To kick off the biannual meeting, on the morning of Tuesday the 21st we were given a tour of the PACT facilities at Cranfield university. While looking at presentations and listening to talks is fine, it’s always nice to see some of the actual apparatus which we use to carry out all this research. I have visited the PACT facility at Sheffield several times, but wasn’t too familiar with what goes on at Cranfield, and I’m sure some of the other visitors were in that same situation.
While PACT at Beighton tends to focus primarily on combustion technologies and PCC using amines, the Cranfield facilities are fairly diverse. As a former chemist who is now attempting to be an engineer, one rig which I found quite interesting was the chemical looping combustion rig. This 50kw plant uses metal oxygen carriers which act as a source of O2 for the combustion, essentially acting analogously to oxyfuel combustion without the need for an expensive air separation unit. The metal is then re-oxidised in a separate chamber. The challenge comes in finding a suitable metal material which can be used cycle after cycle after cycle, or one which is cheap enough to easily replace, and if you were to ask the researchers working on this technology they would affirm that this is a non-trivial task!
The Cranfield PACT facility also contains the UK’s largest fluidised bed test system, a 200kW unit used for the gasification of solid fuels (coal, biomass) and with the ability to run both in air-fired and oxyfuel modes. Further down the line, we may need to understand and implement carbon-negative power generation options, and this test facility allows researchers to investigate one potential solution – oxyfuel combustion on biomass. A second 150kW fluidised bed system is also available, and is used to investigate pulverised fuel technologies including the co-firing of coal and biomass, with the intention of increasing efficiency. The final combustion technology apparatus at Cranfield is a gas turbine, which is currently being upgraded to function at temperatures up to 1500oC.
However, it isn’t only capture and combustion which are investigated at Cranfield PACT. The CO2 transport rig allows researchers to investigate the relatively unknown art of pumping supercritical CO2 over potentially hundreds of miles.
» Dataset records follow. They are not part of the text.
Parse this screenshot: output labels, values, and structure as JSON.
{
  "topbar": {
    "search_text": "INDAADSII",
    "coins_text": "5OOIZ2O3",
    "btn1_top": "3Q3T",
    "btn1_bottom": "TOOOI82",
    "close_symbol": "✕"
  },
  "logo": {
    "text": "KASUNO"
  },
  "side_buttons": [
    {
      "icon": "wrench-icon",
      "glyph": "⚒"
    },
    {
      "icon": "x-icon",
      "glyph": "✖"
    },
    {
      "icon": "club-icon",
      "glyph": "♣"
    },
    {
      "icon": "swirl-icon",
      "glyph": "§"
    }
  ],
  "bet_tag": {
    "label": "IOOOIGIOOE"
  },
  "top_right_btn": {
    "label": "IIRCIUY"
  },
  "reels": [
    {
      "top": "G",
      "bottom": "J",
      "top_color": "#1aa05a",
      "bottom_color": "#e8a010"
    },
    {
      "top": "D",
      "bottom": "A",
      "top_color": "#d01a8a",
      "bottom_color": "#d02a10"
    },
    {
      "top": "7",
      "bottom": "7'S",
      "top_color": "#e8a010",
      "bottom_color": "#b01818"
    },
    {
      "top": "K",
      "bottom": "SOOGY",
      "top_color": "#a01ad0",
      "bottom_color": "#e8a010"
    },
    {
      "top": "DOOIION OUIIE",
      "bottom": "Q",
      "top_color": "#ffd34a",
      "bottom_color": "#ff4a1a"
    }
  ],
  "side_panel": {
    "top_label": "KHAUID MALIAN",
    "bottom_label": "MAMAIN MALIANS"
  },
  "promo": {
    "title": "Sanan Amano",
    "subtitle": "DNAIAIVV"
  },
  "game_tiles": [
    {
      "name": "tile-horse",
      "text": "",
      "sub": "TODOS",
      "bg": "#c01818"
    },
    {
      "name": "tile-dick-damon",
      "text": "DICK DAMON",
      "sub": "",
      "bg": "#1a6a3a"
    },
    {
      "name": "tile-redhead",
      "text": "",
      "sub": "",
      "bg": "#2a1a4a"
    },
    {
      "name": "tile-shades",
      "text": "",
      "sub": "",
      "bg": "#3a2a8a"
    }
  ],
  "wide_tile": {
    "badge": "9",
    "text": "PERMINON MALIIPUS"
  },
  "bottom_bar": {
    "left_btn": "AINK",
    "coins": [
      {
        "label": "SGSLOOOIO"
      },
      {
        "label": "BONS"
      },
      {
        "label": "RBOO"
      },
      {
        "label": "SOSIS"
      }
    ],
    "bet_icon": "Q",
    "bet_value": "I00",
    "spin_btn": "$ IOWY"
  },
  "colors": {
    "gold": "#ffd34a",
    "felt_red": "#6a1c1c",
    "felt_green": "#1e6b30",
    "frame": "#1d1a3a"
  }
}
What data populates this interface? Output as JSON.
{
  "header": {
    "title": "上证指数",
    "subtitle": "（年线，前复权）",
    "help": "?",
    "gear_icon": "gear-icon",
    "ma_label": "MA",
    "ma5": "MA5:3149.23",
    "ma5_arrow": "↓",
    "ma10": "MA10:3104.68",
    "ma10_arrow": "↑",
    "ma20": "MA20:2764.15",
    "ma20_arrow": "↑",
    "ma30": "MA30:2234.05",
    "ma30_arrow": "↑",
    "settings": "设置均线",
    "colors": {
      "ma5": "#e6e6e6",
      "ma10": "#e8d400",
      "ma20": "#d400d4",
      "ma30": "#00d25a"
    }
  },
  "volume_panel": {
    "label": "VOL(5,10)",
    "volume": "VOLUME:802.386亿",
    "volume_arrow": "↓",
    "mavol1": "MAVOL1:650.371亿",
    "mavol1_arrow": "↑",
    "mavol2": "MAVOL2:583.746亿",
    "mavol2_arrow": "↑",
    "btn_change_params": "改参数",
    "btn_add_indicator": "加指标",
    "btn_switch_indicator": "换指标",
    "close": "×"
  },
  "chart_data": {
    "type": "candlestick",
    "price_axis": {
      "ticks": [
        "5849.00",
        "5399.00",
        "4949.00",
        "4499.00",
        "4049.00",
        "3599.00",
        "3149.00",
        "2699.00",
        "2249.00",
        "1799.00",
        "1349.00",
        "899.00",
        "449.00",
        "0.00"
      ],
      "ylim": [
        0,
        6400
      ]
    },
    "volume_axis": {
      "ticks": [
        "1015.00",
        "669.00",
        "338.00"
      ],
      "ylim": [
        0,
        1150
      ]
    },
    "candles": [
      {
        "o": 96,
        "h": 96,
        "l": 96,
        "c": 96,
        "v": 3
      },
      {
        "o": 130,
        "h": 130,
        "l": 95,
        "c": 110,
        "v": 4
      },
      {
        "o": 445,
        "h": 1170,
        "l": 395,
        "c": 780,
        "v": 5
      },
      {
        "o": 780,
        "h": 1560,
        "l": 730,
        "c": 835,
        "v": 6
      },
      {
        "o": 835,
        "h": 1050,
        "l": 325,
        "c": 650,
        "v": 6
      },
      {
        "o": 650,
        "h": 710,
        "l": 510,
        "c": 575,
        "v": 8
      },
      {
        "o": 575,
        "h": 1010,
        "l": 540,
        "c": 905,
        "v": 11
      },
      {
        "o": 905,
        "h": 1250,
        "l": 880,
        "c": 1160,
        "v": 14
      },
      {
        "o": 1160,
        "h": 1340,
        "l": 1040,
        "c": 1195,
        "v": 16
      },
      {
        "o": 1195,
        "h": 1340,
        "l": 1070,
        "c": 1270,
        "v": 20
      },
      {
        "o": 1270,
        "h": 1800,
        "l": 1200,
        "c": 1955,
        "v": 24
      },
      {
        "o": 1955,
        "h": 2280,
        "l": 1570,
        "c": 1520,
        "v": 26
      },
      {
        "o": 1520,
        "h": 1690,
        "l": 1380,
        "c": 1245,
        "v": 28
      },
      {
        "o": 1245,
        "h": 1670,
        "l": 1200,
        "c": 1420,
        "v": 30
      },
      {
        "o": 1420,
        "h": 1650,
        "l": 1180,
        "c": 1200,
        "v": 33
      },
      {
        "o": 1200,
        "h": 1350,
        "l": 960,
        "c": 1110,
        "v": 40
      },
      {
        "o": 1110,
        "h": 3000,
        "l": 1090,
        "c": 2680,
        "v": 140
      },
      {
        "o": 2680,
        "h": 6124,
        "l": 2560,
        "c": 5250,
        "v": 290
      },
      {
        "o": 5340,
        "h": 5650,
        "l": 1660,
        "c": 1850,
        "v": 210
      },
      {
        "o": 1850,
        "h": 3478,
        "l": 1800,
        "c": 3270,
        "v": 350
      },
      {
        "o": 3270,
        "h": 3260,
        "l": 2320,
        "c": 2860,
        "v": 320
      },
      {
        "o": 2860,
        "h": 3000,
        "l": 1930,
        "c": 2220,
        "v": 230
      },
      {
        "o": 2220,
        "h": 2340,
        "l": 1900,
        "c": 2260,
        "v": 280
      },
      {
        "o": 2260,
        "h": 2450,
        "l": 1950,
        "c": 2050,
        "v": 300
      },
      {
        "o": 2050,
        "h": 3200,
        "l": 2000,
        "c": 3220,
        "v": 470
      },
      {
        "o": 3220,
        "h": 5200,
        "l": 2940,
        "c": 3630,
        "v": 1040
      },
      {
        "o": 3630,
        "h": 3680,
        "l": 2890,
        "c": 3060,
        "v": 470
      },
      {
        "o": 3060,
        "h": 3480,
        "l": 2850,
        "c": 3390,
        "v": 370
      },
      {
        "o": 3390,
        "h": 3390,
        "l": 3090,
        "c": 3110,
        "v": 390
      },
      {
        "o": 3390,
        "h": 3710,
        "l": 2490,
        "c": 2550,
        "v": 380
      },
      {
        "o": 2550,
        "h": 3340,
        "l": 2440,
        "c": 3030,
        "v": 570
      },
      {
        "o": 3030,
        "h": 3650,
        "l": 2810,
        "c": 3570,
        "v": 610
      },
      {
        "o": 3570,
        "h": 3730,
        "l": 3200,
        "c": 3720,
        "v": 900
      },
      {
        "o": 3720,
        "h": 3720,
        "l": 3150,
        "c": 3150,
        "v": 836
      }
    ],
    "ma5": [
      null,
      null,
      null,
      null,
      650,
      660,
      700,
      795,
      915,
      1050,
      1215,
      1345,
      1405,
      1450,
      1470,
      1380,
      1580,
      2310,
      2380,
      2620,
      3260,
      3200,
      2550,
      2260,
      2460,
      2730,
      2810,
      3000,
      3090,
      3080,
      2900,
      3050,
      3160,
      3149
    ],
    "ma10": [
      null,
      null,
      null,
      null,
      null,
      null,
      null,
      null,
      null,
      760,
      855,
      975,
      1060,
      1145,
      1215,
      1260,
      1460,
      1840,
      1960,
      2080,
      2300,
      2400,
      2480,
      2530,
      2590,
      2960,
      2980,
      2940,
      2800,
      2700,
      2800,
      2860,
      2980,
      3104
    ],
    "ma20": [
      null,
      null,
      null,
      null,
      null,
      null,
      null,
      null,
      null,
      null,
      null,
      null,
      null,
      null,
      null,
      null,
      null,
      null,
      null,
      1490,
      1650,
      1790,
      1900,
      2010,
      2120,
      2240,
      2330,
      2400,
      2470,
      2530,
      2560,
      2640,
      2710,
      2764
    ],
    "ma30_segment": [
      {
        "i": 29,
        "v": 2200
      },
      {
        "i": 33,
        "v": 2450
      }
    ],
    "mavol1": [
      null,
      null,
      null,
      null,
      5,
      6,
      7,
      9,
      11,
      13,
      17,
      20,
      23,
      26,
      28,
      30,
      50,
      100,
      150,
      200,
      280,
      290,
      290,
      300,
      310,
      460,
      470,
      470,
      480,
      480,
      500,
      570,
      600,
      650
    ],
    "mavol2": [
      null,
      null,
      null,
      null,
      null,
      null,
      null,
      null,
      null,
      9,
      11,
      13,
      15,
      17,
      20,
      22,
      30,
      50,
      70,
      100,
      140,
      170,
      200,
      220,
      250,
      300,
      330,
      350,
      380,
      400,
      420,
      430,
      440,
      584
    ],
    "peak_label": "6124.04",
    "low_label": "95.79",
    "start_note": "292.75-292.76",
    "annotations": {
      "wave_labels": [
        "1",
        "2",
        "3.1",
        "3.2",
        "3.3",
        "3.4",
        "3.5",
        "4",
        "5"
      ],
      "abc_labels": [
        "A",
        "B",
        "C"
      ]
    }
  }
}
Research focuses on developing new materials and corrosion inhibiters which can extend the lifetime and ensure the safety of pipelines for CO2 transport to the injection site.